• WHAT YOU HAVE TO DO: Where an entry holds an image, leave the image out; otherwise reproduce the entry exactly.

START PROVIDED RECORDS

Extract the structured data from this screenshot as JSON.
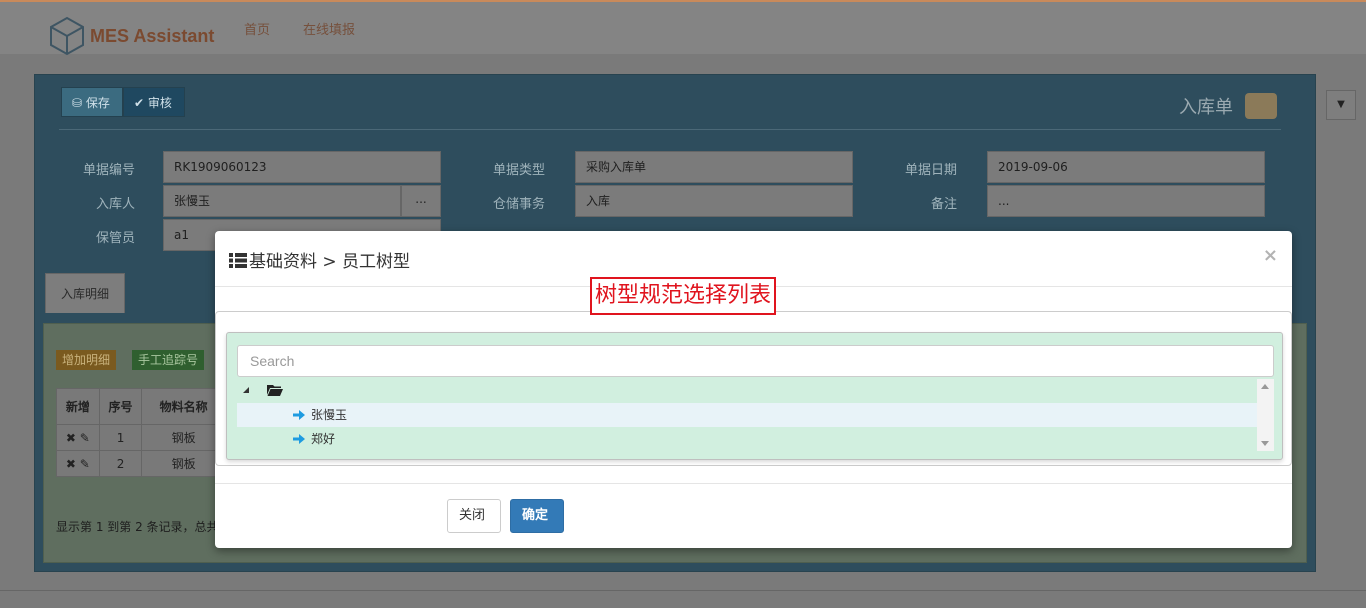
{
  "app": {
    "brand": "MES Assistant"
  },
  "nav": {
    "home": "首页",
    "online_fill": "在线填报"
  },
  "toolbar": {
    "save": "保存",
    "audit": "审核"
  },
  "document": {
    "title": "入库单",
    "fields": {
      "doc_no_label": "单据编号",
      "doc_no": "RK1909060123",
      "doc_type_label": "单据类型",
      "doc_type": "采购入库单",
      "doc_date_label": "单据日期",
      "doc_date": "2019-09-06",
      "receiver_label": "入库人",
      "receiver": "张慢玉",
      "storage_label": "仓储事务",
      "storage": "入库",
      "remark_label": "备注",
      "remark": "...",
      "keeper_label": "保管员",
      "keeper": "a1",
      "ellipsis": "..."
    },
    "tab": "入库明细",
    "grid": {
      "add_detail": "增加明细",
      "manual_track": "手工追踪号",
      "columns": [
        "新增",
        "序号",
        "物料名称"
      ],
      "rows": [
        {
          "seq": "1",
          "material": "钢板"
        },
        {
          "seq": "2",
          "material": "钢板"
        }
      ],
      "footer": "显示第 1 到第 2 条记录，总共"
    }
  },
  "modal": {
    "title": "基础资料 > 员工树型",
    "annotation": "树型规范选择列表",
    "search_placeholder": "Search",
    "tree": {
      "children": [
        "张慢玉",
        "郑好"
      ]
    },
    "buttons": {
      "close": "关闭",
      "ok": "确定"
    }
  },
  "colors": {
    "primary": "#337ab7",
    "tree_bg": "#d1efdf",
    "annotation": "#e0141e",
    "brand": "#e27b42"
  }
}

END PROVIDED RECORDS

• EXERCISE SOLUTION:
Extract the structured data from this screenshot as JSON.
{
  "app": {
    "brand": "MES Assistant"
  },
  "nav": {
    "home": "首页",
    "online_fill": "在线填报"
  },
  "toolbar": {
    "save": "保存",
    "audit": "审核"
  },
  "document": {
    "title": "入库单",
    "fields": {
      "doc_no_label": "单据编号",
      "doc_no": "RK1909060123",
      "doc_type_label": "单据类型",
      "doc_type": "采购入库单",
      "doc_date_label": "单据日期",
      "doc_date": "2019-09-06",
      "receiver_label": "入库人",
      "receiver": "张慢玉",
      "storage_label": "仓储事务",
      "storage": "入库",
      "remark_label": "备注",
      "remark": "...",
      "keeper_label": "保管员",
      "keeper": "a1",
      "ellipsis": "..."
    },
    "tab": "入库明细",
    "grid": {
      "add_detail": "增加明细",
      "manual_track": "手工追踪号",
      "columns": [
        "新增",
        "序号",
        "物料名称"
      ],
      "rows": [
        {
          "seq": "1",
          "material": "钢板"
        },
        {
          "seq": "2",
          "material": "钢板"
        }
      ],
      "footer": "显示第 1 到第 2 条记录，总共"
    }
  },
  "modal": {
    "title": "基础资料 > 员工树型",
    "annotation": "树型规范选择列表",
    "search_placeholder": "Search",
    "tree": {
      "children": [
        "张慢玉",
        "郑好"
      ]
    },
    "buttons": {
      "close": "关闭",
      "ok": "确定"
    }
  },
  "colors": {
    "primary": "#337ab7",
    "tree_bg": "#d1efdf",
    "annotation": "#e0141e",
    "brand": "#e27b42"
  }
}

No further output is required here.